Chicago, December 18th, 1893
With the first number of the new volume of THE REVIEW OF REVIEWS it is my pleasant duty to wish my readers all over the world a Happy New Year. Surveying the results of the last four years' work from my present standpoint in the New World, I am filled with gratitude that so much has been accomplished in so short a time. Wherever I have gone I have found that the REVIEW is recognised as an almost indispensable agency for disseminating over the widest area the best thoughts of the wisest thinkers of our time. It has secured me a kindly welcome in every city that I have visited; everywhere I have been received, not as a stranger, but as a familiar friend, and so heartily have I been pressed to take a share in the discussion of social problems in American cities that I have had to postpone my return to England. As it has been in Canada and in Chicago, so I am assured it would be in every community that speaks the English tongue in the whole of this vast Continent, where my colleague and partner, Dr. Albert Shaw, has made THE REVIEW OF REVIEWS familiar as a household word from Winnipeg to Florida and from the State of Maine to San Francisco.
This deepened sense of the influence and range of THE REVIEW OF REVIEWS, this keener appreciation of the magnitude and importance of its functions as an international clearing-house of ideas for the English-speaking world has, to a large extent, reconciled me to the abandonment of the Daily Paper. When I submitted the scheme for starting that unique specimen of British journalism to the public, I intimated that I should be content whichever way the decision went. If the public wanted such a paper, they could have it. If they did not, they had only to say so, and I should drop the whole project. It is seldom that a journalist has such an opportunity of taking the public into his confidence, and of showing them exactly what he would like to do, and how he proposes to do it. Usually, the men of my profession have to spend many thousands, and embark upon a costly enterprise, before they can make the public understand what they propose to do. If, when that stage is arrived at, the public judgement is adverse, the money is lost. In my case, thanks to the opportunities afforded by this REVIEW, I was able to set out my whole conception without incurring any preliminary expenses or committing myself to any responsibilities whatever. I now know the result. The public does not want the Daily Paper, and that ends the matter.
Writing in November, I remarked that before Christmas I should have received my marching orders, and, whatever they were, I should be well content. Christmas is not quite here, but in one respect my marching orders are to hand. I have not to establish that Daily Paper. I am to go on editing, as before, THE REVIEW OF REVIEWS. What else I have to do is not yet clear.
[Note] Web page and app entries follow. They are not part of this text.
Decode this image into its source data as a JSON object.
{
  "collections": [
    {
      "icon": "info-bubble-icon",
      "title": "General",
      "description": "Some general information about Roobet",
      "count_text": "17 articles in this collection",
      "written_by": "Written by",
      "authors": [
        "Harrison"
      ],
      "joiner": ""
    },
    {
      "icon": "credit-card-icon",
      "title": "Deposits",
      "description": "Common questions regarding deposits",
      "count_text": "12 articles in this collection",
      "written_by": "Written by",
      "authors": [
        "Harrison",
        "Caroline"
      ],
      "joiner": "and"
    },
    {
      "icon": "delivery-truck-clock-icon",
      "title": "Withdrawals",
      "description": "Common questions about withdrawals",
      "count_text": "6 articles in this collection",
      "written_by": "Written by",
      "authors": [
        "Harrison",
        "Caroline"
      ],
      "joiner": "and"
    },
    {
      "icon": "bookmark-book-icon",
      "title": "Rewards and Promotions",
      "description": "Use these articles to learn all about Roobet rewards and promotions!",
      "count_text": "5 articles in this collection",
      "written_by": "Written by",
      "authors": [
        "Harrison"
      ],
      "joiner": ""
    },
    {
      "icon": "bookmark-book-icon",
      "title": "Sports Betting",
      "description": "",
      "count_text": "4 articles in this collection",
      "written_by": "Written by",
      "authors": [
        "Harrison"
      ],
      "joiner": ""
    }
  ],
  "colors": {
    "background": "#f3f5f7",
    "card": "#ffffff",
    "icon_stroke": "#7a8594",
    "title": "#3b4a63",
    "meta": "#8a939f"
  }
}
But I remember the wise Ali's saying, which I have quoted so often: "Thy lot in life is seeking after thee; therefore, be thou at rest from seeking after it"—and I rest assured that the positive word of command will reach me in terms as precise and in accents as unmistakable as the negative order which bids me announce the exit of the Daily Paper.
I have to thank the thousands of friends and subscribers who showed their confidence in me and their desire to support my scheme by sending in their subscriptions. These have already been returned, as they do not reach the stipulated number of 100,000.
Once more I have to wish my readers all new year's good greetings, and to express an earnest hope that whether in Great Britain at home or in Greater Britain beyond the seas, the REVIEW and its readers may become more and more helpful in promoting the "union of all who love in the service of all who suffer."